September 9, 2010

CHINA: China expected to face aging society crisis in 2035

BEIJING, China / The People's Daily / Life & Culture / September 9, 2010

The effects of China's aging population are expected to reach crisis levels in 2035 when every pensioner is supported by less than two Chinese taxpayers, said Dr. Yang Yansui, a professor of Tsinghua University, during the 21st Century Forum held in Beijing on September 8.

Prof Yang Yansui also said that China's working age population will decrease in 2015 and the pace for the growth of the aging population will accelerate.

Yang said there will be 810 million people in the working age population, which includes those aged between 15 and 64, and 294 million people in the aging population, defined as those above the age of 65, in China in 2035.

If students, the unemployed population and low-income population failing to meet the minimum tax threshold are excluded, then every pensioner will be supported by less than two Chinese taxpayers. Such a phenomenon is called the threshold of aging society crisis.

European countries and the United States have all formulated strategies for pensions and the development of the elderly care service industry 30 to 35 years ahead of schedule in order to ensure the living security of seniors and help them to deal with various negative social impacts posed by aging problems. Comparatively, it will take China only a little more than 20 years to enter the threshold of the aging society crisis, thus it is urgent for China to formulate pension policies to prevent the aging society crisis.

Li Ling, a professor at the China Center for Economic Research under the National School of Development of Peking University, believes that China has a special national situation and has a larger population and faster changes of pace than any other country.

Therefore, she suggested that the huge assets of China's state-owned enterprises should gradually be transformed into the source of funds for the country's social security system.
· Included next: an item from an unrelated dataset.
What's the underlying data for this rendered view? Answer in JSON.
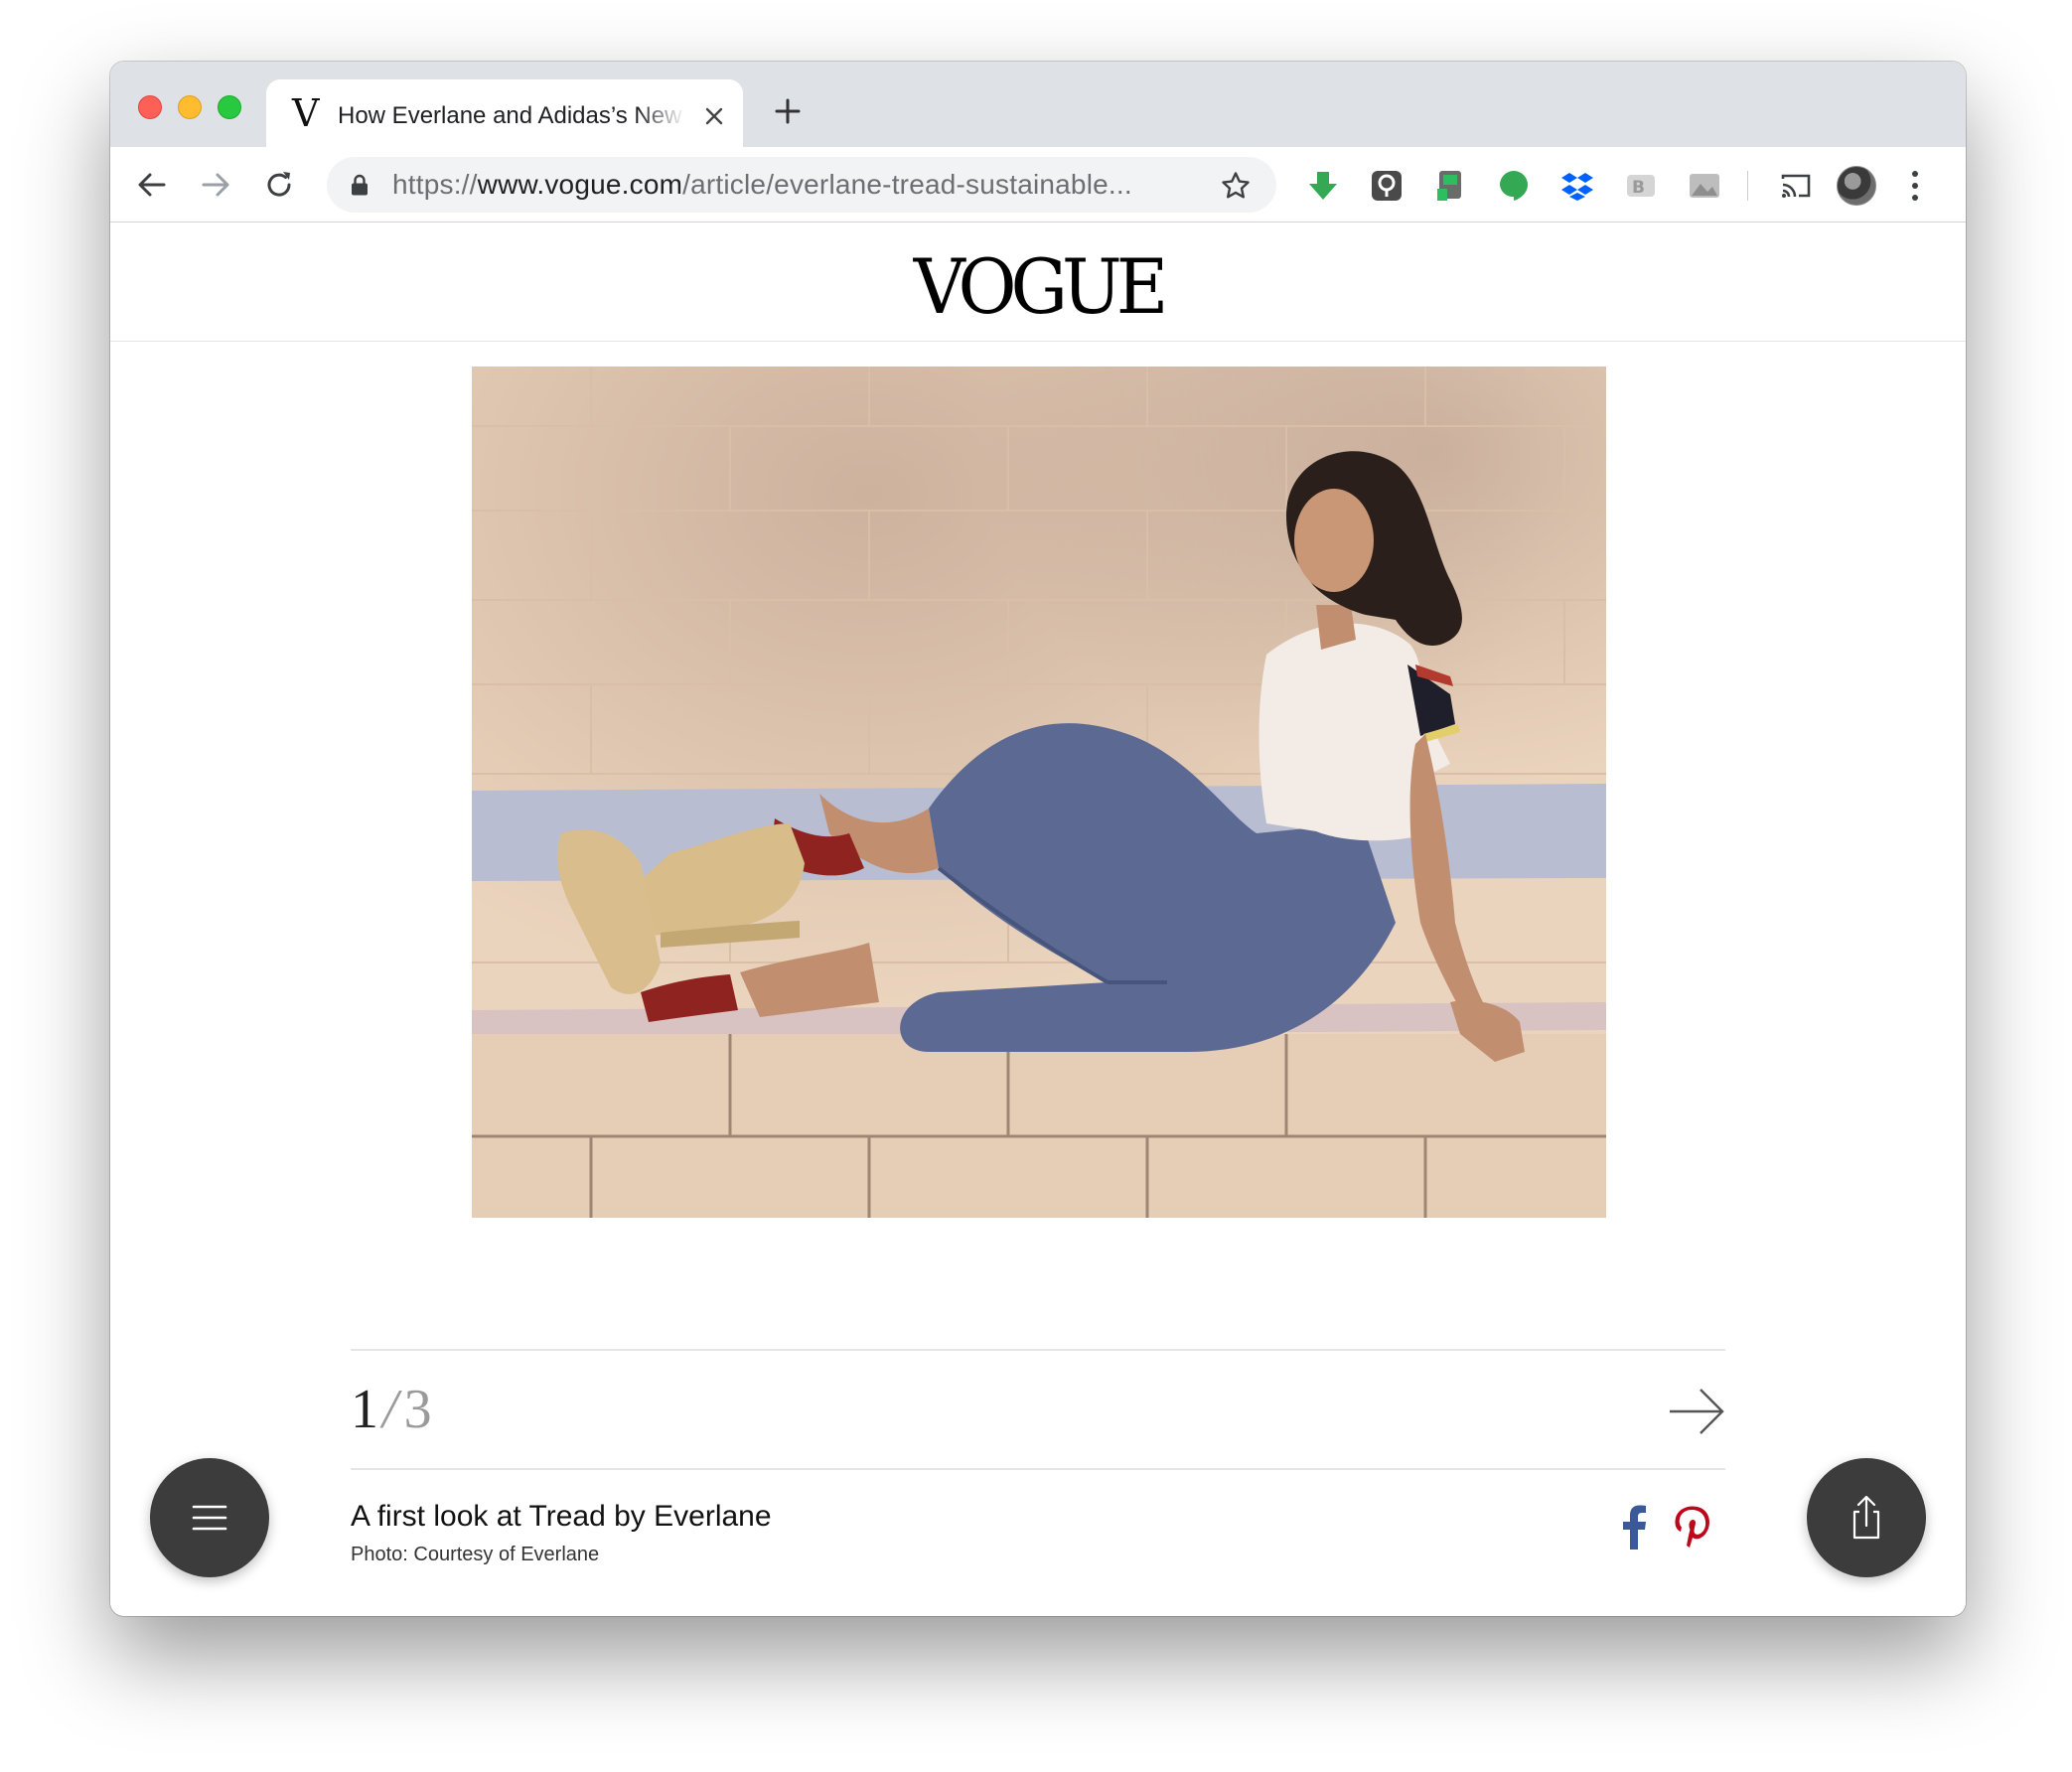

Meanwhile, since the rise in the value of state-owned land is a result of economic development, the related added value should be assets shared by all the people, and be used as the funds for the social security system, she said.

Copyright by People's Daily